For seven years we have been doing airbrush tattoos at events ranging from 1st birthday parties to large corporation events. One of our biggest client markets, surprisingly, is bar and bat mitzvahs around the San Francisco Bay Area.
In my own misunderstanding of Jewish culture, I had long thought that tattoos were forbidden because of the Holocaust. However, this article by Rabbi Gershom Barnard: Ask the Rabbi: Jews and Tattoos states:
“The origin of the traditional Jewish prohibition of tattooing is at Leviticus 19:28: “You shall not make gashes in your flesh for the dead, or incise any marks on yourselves; I am the Lord.” The described practices were presumably part of pagan religious practice, which the Torah vigorously opposed. The Talmudic discussion of the subject, found, for example, in the Babylonian Talmud Makkot 21a, defines the offense as involving both making some visible mark on the skin, with ink or whatever, and doing it in some way that the dye is introduced into the skin, not just on the surface” and goes on to say “Removable tattoos,” body art which involves merely painting or drawing on the skin without penetrating it, is technically not prohibited.
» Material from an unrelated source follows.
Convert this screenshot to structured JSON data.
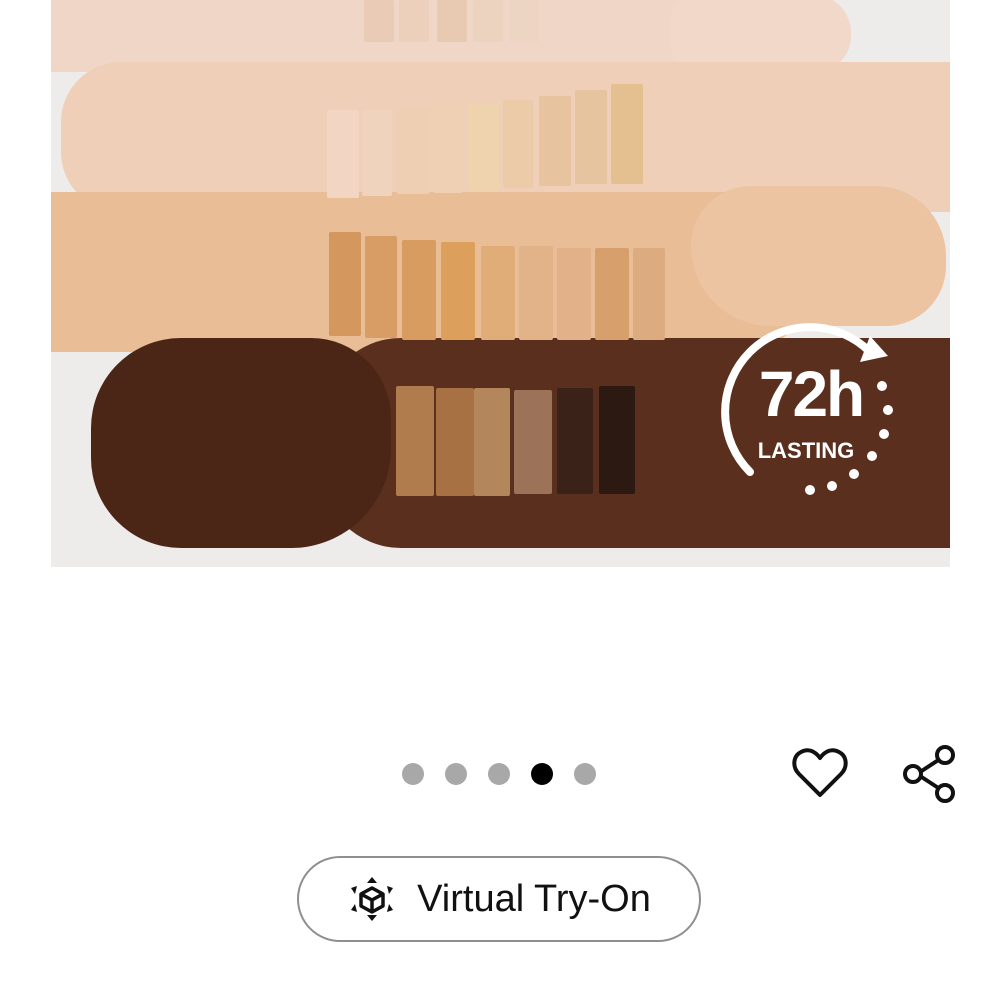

However, since removable tattoos might look very much like permanent tattoos, it is perhaps not advisable to get those, either.”
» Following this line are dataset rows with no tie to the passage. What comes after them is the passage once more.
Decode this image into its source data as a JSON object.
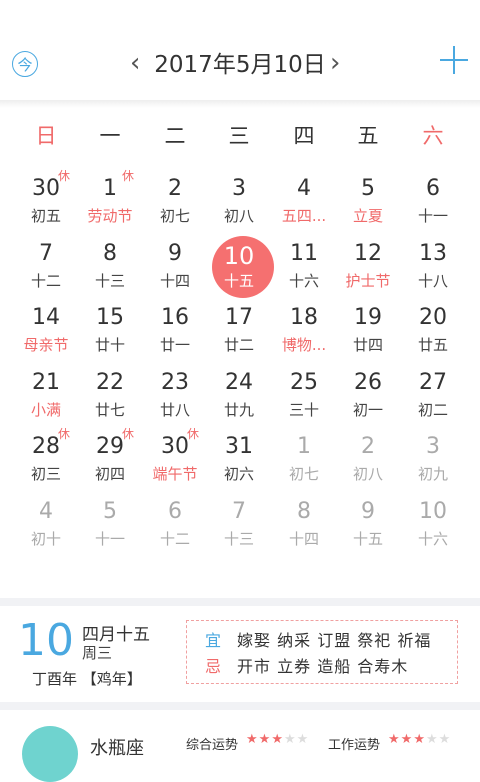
{
  "header": {
    "today_icon": "今",
    "title": "2017年5月10日",
    "prev_icon": "‹",
    "next_icon": "›",
    "add_icon": "plus-icon"
  },
  "weekdays": [
    "日",
    "一",
    "二",
    "三",
    "四",
    "五",
    "六"
  ],
  "weeks": [
    [
      {
        "d": "30",
        "l": "初五",
        "other": false,
        "rest": "休"
      },
      {
        "d": "1",
        "l": "劳动节",
        "red": true,
        "rest": "休"
      },
      {
        "d": "2",
        "l": "初七"
      },
      {
        "d": "3",
        "l": "初八"
      },
      {
        "d": "4",
        "l": "五四...",
        "red": true
      },
      {
        "d": "5",
        "l": "立夏",
        "red": true
      },
      {
        "d": "6",
        "l": "十一"
      }
    ],
    [
      {
        "d": "7",
        "l": "十二"
      },
      {
        "d": "8",
        "l": "十三"
      },
      {
        "d": "9",
        "l": "十四"
      },
      {
        "d": "10",
        "l": "十五",
        "today": true
      },
      {
        "d": "11",
        "l": "十六"
      },
      {
        "d": "12",
        "l": "护士节",
        "red": true
      },
      {
        "d": "13",
        "l": "十八"
      }
    ],
    [
      {
        "d": "14",
        "l": "母亲节",
        "red": true
      },
      {
        "d": "15",
        "l": "廿十"
      },
      {
        "d": "16",
        "l": "廿一"
      },
      {
        "d": "17",
        "l": "廿二"
      },
      {
        "d": "18",
        "l": "博物...",
        "red": true
      },
      {
        "d": "19",
        "l": "廿四"
      },
      {
        "d": "20",
        "l": "廿五"
      }
    ],
    [
      {
        "d": "21",
        "l": "小满",
        "red": true
      },
      {
        "d": "22",
        "l": "廿七"
      },
      {
        "d": "23",
        "l": "廿八"
      },
      {
        "d": "24",
        "l": "廿九"
      },
      {
        "d": "25",
        "l": "三十"
      },
      {
        "d": "26",
        "l": "初一"
      },
      {
        "d": "27",
        "l": "初二"
      }
    ],
    [
      {
        "d": "28",
        "l": "初三",
        "rest": "休"
      },
      {
        "d": "29",
        "l": "初四",
        "rest": "休"
      },
      {
        "d": "30",
        "l": "端午节",
        "red": true,
        "rest": "休"
      },
      {
        "d": "31",
        "l": "初六"
      },
      {
        "d": "1",
        "l": "初七",
        "other": true
      },
      {
        "d": "2",
        "l": "初八",
        "other": true
      },
      {
        "d": "3",
        "l": "初九",
        "other": true
      }
    ],
    [
      {
        "d": "4",
        "l": "初十",
        "other": true
      },
      {
        "d": "5",
        "l": "十一",
        "other": true
      },
      {
        "d": "6",
        "l": "十二",
        "other": true
      },
      {
        "d": "7",
        "l": "十三",
        "other": true
      },
      {
        "d": "8",
        "l": "十四",
        "other": true
      },
      {
        "d": "9",
        "l": "十五",
        "other": true
      },
      {
        "d": "10",
        "l": "十六",
        "other": true
      }
    ]
  ],
  "detail": {
    "day": "10",
    "lunar": "四月十五",
    "weekday": "周三",
    "ganzhi": "丁酉年 【鸡年】",
    "yi_label": "宜",
    "yi": "嫁娶 纳采 订盟 祭祀 祈福",
    "ji_label": "忌",
    "ji": "开市 立券 造船 合寿木"
  },
  "zodiac": {
    "name": "水瓶座",
    "overall_label": "综合运势",
    "overall_stars": 3,
    "work_label": "工作运势",
    "work_stars": 3,
    "star_max": 5
  },
  "colors": {
    "accent_blue": "#4aa8e0",
    "accent_red": "#f57070"
  }
}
In this collection of past party photos you can see we have 69 sets from bar & bat mitzvahs over the last few years. The guests getting tattoos range in age from 1 to 100 and as you can see, this is a safe, fun form of entertainment for everyone.